A Shopping List:
Cookbooks You Can Read
by Danielle L. Parker
Gary Chassman, Culinaria: The United States — The hardback versions are enormous, colorful, coffee-table books you will want to read — and it will take months — propped up to take the weight off. The paperback versions, though still heavy, can be used in the kitchen. The United States edition is a fabulous overview of our national cuisine and customs by geographical region. I heartily recommend every edition in this series. I own the editions for France, Russia, Spain, Italy, Germany and the Caribbean. There are now editions for China, Hungary and Southeast Asia as well.
Lillian Langseth-Christensen, Gourmet’s Old Vienna Cookbook — I love everything Lillian Langseth-Christiansen wrote. I used to look forward to her articles in the great, sadly defunct Gourmet magazine. This book is a time-traveling memoir with good recipes.
Walter Staib, The City Tavern Cookbook: Recipes from the Birthplace of American Cuisine — Want to know what our Founding Fathers ate? Find out the reason those waistcoats were strained. This book is a great dive into history. The hearty traditional recipes are colorfully presented, one per page, and have been adapted with no “First, catch a chicken...” Not cooking lite, but who cares? Good for festive occasions.
The National Council of Negro Women, The Black Family Reunion Cookbook — The recipes were good enough I considered claiming descent from Thomas Jefferson so I could crash the party. Homey reminiscences make up most of the non-recipe reading material. Someone, please adopt me as your red-headed stepchild. I am willing to wash dishes. And I will need the exercise.

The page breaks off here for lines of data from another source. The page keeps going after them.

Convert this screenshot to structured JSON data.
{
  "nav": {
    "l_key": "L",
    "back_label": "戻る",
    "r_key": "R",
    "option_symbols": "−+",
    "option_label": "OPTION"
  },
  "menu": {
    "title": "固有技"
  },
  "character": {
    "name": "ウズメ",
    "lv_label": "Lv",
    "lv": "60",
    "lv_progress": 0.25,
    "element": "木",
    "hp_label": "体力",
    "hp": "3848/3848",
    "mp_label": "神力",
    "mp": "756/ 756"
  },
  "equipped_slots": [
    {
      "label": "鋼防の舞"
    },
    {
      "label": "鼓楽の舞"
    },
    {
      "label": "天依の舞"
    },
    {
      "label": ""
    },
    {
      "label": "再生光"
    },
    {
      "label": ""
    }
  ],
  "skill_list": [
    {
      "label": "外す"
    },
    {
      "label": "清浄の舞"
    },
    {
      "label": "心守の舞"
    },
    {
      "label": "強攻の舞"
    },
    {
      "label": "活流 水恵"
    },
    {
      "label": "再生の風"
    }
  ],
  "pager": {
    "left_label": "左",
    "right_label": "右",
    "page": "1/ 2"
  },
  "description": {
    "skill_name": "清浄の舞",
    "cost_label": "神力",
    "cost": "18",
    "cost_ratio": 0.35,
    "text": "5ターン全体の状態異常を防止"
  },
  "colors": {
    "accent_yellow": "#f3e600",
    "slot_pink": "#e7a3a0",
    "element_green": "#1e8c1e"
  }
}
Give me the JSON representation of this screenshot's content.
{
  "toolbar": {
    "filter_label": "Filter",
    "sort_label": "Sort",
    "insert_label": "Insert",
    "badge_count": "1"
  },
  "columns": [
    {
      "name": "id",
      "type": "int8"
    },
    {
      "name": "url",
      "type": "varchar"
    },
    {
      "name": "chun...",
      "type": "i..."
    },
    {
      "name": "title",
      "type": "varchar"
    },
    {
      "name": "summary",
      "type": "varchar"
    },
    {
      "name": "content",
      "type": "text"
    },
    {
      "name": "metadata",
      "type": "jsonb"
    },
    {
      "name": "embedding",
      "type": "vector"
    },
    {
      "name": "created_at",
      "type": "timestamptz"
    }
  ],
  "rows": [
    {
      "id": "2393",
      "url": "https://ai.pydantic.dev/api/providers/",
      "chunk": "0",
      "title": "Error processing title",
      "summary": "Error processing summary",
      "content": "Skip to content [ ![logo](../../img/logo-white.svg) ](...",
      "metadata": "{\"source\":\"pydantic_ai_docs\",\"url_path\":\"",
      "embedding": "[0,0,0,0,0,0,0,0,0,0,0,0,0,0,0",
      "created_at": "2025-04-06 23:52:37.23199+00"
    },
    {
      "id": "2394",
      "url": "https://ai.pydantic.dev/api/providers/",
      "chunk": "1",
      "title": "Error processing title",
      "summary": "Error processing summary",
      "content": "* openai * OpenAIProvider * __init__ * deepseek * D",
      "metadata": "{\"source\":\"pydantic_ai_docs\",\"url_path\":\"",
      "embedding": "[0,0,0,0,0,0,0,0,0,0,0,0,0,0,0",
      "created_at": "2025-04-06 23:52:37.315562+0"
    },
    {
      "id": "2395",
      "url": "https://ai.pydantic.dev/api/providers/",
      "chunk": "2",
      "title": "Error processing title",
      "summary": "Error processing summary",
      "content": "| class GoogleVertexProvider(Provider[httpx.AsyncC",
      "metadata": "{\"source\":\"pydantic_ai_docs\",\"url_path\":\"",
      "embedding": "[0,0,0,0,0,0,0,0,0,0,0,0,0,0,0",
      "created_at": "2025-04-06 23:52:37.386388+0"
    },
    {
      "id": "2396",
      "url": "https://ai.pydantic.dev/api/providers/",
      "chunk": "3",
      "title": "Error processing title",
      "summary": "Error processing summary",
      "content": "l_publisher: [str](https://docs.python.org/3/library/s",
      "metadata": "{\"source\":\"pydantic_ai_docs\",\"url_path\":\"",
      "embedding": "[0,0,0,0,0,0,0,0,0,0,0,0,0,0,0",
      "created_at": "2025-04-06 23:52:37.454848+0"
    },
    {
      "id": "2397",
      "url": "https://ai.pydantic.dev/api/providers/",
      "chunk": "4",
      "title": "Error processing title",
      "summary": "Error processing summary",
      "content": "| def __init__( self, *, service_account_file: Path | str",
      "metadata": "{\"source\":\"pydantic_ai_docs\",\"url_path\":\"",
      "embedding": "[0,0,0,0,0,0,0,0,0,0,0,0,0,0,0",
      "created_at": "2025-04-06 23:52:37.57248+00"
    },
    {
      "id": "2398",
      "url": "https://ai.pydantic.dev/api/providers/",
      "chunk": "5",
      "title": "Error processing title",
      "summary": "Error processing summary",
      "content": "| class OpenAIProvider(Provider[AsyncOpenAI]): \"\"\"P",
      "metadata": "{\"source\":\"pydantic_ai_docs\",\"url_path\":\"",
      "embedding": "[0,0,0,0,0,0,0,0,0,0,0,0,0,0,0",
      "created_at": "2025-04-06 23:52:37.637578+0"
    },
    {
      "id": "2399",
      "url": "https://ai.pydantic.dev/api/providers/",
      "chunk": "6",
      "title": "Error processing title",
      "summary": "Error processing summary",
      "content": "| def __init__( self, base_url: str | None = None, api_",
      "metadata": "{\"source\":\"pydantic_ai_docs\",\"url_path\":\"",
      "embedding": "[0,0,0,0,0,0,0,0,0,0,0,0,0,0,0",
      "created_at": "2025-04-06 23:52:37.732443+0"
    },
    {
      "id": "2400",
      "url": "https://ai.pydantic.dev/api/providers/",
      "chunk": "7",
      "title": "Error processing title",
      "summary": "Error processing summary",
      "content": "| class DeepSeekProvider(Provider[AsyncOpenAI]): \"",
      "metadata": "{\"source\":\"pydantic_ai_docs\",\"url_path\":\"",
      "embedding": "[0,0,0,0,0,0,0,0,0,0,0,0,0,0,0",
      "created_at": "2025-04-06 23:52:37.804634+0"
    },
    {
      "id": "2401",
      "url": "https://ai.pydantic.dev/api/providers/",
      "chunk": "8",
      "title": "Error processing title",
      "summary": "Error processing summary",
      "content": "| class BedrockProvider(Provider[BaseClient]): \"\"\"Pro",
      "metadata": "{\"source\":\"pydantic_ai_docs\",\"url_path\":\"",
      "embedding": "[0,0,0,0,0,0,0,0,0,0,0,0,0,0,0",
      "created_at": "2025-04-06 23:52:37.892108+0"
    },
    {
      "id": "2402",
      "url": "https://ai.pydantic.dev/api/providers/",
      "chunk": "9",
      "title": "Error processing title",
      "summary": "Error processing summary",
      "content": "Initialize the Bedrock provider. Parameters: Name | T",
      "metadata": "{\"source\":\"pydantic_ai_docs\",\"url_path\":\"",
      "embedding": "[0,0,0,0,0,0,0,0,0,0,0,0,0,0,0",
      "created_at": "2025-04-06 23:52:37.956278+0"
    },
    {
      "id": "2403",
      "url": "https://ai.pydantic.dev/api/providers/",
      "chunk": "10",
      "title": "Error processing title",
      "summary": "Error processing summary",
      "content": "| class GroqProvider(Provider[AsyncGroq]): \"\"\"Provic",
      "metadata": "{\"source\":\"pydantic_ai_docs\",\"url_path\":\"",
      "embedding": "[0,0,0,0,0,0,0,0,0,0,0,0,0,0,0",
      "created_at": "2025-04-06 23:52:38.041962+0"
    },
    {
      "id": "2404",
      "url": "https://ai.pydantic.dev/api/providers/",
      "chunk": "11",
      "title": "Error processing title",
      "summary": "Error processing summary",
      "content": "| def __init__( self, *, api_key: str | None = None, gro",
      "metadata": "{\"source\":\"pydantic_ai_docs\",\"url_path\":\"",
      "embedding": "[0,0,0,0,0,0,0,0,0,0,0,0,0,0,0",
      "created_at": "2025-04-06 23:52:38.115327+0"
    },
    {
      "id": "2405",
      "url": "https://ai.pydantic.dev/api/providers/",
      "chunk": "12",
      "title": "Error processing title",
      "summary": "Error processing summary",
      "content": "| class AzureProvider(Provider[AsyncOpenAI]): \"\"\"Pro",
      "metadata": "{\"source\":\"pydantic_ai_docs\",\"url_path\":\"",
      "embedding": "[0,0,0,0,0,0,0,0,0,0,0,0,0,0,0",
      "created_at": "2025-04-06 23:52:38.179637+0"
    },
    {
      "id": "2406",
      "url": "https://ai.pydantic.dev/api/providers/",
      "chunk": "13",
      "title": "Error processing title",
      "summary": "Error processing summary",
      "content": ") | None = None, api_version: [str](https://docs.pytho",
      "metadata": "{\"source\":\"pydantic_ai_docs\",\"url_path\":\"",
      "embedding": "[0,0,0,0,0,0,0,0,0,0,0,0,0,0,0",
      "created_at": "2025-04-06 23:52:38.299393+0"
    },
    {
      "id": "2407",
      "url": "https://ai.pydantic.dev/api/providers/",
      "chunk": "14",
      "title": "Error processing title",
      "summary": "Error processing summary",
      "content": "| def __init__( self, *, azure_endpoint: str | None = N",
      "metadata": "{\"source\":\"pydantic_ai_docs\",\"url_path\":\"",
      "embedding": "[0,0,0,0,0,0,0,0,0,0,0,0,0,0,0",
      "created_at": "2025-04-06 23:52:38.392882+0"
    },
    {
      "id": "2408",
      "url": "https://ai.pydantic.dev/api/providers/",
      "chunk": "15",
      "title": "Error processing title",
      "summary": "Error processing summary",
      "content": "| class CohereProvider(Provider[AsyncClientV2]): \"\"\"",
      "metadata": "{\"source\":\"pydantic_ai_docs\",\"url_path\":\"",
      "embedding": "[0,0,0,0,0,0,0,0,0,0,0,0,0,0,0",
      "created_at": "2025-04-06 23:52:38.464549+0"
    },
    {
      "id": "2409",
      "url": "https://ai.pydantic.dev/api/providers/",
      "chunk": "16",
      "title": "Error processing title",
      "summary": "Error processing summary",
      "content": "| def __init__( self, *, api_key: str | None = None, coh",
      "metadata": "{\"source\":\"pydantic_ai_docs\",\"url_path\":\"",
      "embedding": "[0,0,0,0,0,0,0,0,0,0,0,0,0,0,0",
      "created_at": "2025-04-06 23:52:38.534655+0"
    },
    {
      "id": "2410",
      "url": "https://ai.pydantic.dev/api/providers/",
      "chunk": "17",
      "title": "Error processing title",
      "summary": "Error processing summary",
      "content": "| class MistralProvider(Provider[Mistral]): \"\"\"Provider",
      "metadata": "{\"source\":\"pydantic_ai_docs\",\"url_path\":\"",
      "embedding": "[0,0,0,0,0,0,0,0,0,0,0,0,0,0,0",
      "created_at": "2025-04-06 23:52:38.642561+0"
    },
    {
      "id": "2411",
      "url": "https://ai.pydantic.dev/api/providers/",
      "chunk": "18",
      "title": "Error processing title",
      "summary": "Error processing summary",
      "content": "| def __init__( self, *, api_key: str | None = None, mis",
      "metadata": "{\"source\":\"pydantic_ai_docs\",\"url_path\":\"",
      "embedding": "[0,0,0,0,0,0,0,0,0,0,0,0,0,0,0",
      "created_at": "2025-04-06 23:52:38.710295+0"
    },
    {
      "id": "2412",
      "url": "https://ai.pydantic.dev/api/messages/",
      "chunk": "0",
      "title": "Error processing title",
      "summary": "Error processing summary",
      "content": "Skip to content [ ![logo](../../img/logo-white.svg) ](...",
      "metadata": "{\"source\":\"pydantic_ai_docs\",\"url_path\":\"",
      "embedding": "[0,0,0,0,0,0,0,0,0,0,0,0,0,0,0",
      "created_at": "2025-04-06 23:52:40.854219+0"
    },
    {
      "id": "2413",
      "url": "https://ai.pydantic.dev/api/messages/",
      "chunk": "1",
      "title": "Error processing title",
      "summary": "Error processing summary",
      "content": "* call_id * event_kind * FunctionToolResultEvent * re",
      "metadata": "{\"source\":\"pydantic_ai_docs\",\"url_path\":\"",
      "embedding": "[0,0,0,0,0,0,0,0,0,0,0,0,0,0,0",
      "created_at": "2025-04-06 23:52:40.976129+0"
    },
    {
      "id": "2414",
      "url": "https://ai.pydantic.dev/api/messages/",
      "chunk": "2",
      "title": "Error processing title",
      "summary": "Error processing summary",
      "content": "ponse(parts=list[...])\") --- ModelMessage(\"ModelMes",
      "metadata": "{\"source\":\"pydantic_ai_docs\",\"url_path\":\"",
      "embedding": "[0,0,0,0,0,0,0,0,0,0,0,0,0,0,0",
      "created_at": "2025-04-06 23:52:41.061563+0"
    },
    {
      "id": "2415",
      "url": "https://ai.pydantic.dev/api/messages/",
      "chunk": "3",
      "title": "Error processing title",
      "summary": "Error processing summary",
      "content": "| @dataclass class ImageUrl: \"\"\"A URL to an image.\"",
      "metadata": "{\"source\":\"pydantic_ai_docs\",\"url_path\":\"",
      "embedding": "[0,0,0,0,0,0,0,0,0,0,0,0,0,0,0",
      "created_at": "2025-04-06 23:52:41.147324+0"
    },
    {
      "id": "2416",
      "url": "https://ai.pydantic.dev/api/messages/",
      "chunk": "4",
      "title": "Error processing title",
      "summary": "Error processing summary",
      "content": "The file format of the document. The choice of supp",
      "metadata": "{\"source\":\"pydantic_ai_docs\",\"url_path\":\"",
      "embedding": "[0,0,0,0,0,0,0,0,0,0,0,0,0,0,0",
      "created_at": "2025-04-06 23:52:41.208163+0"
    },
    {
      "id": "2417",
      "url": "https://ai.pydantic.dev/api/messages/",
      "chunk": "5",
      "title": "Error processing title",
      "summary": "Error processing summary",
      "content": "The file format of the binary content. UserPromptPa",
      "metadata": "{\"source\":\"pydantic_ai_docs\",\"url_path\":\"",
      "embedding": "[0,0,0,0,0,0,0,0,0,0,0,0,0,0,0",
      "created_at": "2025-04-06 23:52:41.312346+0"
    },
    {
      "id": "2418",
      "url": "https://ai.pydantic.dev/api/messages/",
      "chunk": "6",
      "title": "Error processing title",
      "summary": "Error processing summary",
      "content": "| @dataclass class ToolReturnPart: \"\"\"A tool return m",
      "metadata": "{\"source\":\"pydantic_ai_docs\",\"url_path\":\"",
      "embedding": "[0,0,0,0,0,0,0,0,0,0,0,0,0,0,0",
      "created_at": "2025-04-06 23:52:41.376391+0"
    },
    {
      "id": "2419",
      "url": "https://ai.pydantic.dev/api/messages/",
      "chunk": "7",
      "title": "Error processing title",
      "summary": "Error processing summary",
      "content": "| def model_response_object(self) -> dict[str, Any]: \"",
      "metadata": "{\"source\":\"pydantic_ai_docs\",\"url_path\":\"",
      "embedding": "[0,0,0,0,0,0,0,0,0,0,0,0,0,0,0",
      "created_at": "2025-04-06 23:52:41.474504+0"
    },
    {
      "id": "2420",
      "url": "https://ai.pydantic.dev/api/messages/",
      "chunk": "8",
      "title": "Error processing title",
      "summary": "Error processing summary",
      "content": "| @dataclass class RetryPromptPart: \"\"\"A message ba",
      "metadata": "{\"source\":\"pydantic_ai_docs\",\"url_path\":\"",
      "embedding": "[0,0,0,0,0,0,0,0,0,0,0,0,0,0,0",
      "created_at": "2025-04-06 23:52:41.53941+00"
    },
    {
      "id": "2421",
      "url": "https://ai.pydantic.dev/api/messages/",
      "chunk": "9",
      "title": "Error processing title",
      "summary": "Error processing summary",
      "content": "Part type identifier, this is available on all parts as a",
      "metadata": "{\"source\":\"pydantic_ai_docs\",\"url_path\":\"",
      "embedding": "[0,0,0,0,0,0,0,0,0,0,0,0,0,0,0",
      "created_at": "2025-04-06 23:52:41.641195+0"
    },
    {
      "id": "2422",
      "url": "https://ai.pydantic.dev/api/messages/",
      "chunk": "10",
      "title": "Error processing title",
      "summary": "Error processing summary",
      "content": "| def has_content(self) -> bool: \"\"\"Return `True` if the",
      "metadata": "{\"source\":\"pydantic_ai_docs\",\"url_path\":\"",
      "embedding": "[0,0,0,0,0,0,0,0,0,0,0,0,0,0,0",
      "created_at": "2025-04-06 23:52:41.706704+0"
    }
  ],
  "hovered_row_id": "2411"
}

Elisabeth David, A Book of Mediterranean Food — Okay, so I bought the Folio edition because it was pretty. My edition did have charming illustrations, and I’m a sucker for slipcovers. The book, written post-War during a bad time, is a time-traveling travelogue. The recipes themselves need some careful reading, but if you ever wanted to know what they cook in that little village down on the coast, and some gossip about that little village, here you are. As someone who loves the taste of olive oil, and can knock back retsina as well as any table-dancing Greek, this book was just my thing.
Copyright © 2013 by Danielle L. Parker